PDL will cover damages that the insured driver causes to another driver’s property in an accident. In Florida, it is mandatory for each driver to carry at least $10,000 in PDL coverage. Anytime you are in an accident in which another driver is at fault, you always have the option of pursuing a claim against the other party’s PDL.
While Collision Coverage is not a mandatory coverage in Florida we highly recommend it. Collision Coverage is an elective coverage that will cover damages to your motorcycle in the case that you are struck by an at-fault uninsured or underinsured driver. Call Dan Newlin Injury Attorneys at 800-257-1822 to speak with a Collision Coverage expert. We will gladly review your insurance policy and find ways to better protect you and even save money on your policy.
Insurance companies will make the decision on whether to repair, replace or reimburse you for your motorcycle’s actual cash value (ACV) or fair market value. The insurance company will decide which option they want to use based on cost efficiency. This means that in an instance that it is cheaper to replace your motorcycle than it is to repair it, they will always go with the cheaper option for them. If the appraised damages to your motorcycle equal 80% of the motorcycle’s ACV the insurance company will most likely replace the bike rather than repair it due to hidden costs and additional damages. Before deciding on an insurance policy, it is important to understand that the fair market value of your motorcycle may be lower than the Kelly Blue Book price. If you took out a loan on your car or motorcycle and you owe more on the vehicle than the appraised fair market value, you are considered “upside down” on the loan. Unfortunately, the insurance company will only reimburse you up to the fair market value.

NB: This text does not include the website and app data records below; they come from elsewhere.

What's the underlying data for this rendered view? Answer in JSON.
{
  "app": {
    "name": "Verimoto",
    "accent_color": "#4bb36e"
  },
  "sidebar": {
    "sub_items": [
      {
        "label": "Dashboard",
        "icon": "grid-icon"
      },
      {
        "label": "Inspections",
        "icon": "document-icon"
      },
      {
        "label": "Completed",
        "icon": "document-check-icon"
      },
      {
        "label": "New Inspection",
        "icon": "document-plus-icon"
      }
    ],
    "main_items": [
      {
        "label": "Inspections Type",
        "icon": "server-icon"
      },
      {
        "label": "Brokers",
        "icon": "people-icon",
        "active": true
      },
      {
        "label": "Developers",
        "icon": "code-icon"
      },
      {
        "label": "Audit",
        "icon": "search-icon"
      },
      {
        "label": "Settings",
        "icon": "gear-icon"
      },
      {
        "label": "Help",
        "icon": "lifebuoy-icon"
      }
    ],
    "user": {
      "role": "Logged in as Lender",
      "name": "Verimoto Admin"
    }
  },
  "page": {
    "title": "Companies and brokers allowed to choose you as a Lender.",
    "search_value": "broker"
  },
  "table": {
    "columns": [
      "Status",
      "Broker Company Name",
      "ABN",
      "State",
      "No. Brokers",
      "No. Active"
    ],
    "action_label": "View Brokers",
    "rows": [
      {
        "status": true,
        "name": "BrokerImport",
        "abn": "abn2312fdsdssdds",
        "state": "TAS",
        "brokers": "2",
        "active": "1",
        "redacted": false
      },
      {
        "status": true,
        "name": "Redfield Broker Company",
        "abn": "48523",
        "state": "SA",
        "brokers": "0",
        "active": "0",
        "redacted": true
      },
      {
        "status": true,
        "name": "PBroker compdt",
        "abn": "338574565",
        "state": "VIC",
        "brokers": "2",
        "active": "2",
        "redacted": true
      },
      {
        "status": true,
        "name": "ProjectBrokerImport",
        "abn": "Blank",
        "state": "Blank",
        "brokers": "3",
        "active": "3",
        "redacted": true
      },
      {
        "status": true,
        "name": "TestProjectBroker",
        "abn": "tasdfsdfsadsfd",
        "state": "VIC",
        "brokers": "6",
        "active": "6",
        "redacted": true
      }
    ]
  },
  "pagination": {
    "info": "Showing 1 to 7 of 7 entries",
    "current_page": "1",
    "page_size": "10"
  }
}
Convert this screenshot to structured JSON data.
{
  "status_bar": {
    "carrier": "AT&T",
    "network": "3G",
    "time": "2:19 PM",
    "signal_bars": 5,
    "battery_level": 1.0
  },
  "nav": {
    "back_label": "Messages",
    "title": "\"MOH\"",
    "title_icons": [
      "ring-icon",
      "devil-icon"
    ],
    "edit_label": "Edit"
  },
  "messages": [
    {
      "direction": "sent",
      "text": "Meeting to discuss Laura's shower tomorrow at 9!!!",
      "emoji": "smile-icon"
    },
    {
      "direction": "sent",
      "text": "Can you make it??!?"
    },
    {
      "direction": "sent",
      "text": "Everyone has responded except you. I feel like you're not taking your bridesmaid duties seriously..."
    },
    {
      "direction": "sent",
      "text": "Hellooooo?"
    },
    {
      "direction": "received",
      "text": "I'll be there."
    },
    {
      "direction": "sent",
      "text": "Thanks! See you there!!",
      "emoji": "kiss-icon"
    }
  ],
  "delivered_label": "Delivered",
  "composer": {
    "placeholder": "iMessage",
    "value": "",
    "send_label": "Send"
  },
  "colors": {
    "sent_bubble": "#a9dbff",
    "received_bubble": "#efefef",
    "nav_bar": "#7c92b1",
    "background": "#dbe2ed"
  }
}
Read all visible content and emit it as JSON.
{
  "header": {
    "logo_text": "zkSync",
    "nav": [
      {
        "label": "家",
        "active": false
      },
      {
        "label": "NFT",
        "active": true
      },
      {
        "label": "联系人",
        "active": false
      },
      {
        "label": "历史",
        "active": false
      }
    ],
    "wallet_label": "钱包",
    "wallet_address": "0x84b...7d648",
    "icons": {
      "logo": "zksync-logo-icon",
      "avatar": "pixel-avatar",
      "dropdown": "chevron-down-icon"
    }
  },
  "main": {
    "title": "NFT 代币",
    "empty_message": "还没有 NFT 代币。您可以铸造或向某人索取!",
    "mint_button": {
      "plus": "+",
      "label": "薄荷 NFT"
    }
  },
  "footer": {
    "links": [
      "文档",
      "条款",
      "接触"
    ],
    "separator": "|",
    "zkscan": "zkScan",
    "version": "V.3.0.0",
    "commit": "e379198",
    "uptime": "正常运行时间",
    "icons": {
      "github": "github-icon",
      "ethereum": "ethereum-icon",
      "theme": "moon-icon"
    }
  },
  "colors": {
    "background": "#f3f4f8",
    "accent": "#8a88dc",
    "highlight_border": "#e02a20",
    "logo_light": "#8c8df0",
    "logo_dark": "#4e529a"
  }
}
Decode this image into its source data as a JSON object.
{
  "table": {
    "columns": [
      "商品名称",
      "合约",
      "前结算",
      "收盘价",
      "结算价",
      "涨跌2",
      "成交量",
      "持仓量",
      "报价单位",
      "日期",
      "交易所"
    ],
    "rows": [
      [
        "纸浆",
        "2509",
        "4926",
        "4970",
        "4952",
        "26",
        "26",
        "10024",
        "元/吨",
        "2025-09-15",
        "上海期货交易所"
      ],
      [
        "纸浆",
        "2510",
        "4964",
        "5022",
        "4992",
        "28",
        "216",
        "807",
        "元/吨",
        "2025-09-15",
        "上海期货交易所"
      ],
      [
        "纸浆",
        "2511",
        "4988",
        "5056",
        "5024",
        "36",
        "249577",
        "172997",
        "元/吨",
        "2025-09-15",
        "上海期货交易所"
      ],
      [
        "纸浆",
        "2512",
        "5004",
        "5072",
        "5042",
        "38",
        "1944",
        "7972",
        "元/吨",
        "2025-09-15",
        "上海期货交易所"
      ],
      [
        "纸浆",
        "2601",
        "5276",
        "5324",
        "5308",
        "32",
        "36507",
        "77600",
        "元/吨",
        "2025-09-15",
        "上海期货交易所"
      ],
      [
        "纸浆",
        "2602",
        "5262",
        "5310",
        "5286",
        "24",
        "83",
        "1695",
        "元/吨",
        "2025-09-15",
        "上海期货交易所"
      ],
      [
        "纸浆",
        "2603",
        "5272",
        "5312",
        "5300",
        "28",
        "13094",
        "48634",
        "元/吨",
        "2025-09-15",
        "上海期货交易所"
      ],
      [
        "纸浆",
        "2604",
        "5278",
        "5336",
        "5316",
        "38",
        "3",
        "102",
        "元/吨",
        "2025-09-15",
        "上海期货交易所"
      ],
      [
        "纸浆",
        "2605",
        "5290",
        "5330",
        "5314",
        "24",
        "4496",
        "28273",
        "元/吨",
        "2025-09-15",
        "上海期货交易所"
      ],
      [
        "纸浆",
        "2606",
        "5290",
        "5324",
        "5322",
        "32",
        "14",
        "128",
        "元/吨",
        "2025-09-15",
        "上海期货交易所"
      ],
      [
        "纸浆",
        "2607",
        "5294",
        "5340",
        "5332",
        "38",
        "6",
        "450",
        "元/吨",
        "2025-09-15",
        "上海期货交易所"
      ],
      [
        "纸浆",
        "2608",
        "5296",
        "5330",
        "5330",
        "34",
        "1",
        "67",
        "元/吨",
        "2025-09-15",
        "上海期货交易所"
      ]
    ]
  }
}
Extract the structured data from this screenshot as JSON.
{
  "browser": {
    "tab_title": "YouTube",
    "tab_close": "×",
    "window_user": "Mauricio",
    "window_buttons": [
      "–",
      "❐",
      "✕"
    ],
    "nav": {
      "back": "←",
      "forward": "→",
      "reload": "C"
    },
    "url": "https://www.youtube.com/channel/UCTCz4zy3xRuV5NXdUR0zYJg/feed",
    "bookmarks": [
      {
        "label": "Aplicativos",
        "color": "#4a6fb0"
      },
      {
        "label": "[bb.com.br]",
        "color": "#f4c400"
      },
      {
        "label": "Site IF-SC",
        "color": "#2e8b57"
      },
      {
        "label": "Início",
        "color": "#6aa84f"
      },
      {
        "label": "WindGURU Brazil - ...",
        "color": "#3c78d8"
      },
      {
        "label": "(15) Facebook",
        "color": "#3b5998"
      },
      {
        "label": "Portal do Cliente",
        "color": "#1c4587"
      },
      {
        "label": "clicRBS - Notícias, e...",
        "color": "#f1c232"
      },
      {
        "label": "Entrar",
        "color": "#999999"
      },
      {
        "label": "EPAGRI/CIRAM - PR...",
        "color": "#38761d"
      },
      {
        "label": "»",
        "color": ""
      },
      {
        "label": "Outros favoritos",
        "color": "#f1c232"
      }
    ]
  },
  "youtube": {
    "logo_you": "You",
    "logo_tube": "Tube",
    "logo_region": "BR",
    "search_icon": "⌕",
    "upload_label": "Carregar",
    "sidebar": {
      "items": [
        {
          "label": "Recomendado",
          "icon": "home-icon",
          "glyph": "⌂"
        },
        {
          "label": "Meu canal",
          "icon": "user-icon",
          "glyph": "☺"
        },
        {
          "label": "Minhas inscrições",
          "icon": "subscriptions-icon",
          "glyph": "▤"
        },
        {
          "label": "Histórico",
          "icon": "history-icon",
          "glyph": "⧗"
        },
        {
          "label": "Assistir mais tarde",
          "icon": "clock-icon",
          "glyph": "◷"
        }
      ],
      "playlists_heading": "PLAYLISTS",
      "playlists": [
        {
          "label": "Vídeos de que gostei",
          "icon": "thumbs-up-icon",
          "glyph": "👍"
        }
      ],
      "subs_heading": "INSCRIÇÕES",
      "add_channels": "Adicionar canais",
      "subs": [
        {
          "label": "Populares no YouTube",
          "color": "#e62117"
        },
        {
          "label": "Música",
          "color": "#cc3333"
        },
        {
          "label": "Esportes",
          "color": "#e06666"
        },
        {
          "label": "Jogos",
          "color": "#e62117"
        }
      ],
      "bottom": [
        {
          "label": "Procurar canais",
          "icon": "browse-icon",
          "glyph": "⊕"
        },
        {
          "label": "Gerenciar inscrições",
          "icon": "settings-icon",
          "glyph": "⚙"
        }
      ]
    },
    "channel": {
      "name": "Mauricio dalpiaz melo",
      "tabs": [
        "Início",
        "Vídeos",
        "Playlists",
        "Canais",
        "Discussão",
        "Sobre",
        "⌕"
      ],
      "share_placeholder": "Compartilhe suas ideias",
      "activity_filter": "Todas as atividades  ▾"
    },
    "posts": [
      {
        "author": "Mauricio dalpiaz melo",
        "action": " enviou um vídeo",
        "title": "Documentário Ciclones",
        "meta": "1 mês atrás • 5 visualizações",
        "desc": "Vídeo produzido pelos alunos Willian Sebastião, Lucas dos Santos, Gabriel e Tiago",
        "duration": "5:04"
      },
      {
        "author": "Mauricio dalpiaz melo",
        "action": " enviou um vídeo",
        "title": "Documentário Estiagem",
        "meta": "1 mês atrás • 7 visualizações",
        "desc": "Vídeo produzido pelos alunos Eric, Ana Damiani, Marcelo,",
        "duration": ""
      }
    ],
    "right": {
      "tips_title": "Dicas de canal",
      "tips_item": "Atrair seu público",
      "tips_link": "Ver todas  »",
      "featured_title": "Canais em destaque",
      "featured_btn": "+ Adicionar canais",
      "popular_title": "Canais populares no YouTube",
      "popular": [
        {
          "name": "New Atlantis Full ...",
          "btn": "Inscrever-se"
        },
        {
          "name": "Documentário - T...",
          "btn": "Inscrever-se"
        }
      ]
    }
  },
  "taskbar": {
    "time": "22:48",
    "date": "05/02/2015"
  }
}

Yes, The reason insurance companies are able to restore your motorcycle with used or refurbished parts is because your vehicle is most likely not new. Original equipment manufacturer (OEM) parts and aftermarket parts may be used for the repair. This means that your insurance company can use parts made by a company other than the original manufacturer. In some cases, the insurance company may not be able to find a part of equal value to your damaged parts. If you choose for the repair shop to use a new part you will be responsible for paying the difference between the two values. Fortunately, you have the right to choose which repair shop you use.
As long as the repair shop is licensed, you have an absolute right to choose which motorcycle repair shop you will use. Insurance companies will evaluate the price to repair your vehicle independently and will then work with the repair shop of your choice to get your motorcycle repaired.
Call Dan Newlin Injury Attorneys at 800-257-1822. My staff and I always consider it an honor to be contacted by the victims of motorcycle accidents, and we will always be ready to listen to all of your concerns. Although many lawyers and law firms refuse to assist with property damage claims, know that we will always be willing to handle your property damage claim at no additional cost to you! Normally, you have many options concerning repairing or replacing your motorcycle. These are options that the insurance companies will not always present to you. Before making any decisions or accepting any compensation from the insurance company, call me today for free legal advice as to how best to handle your property damage claim.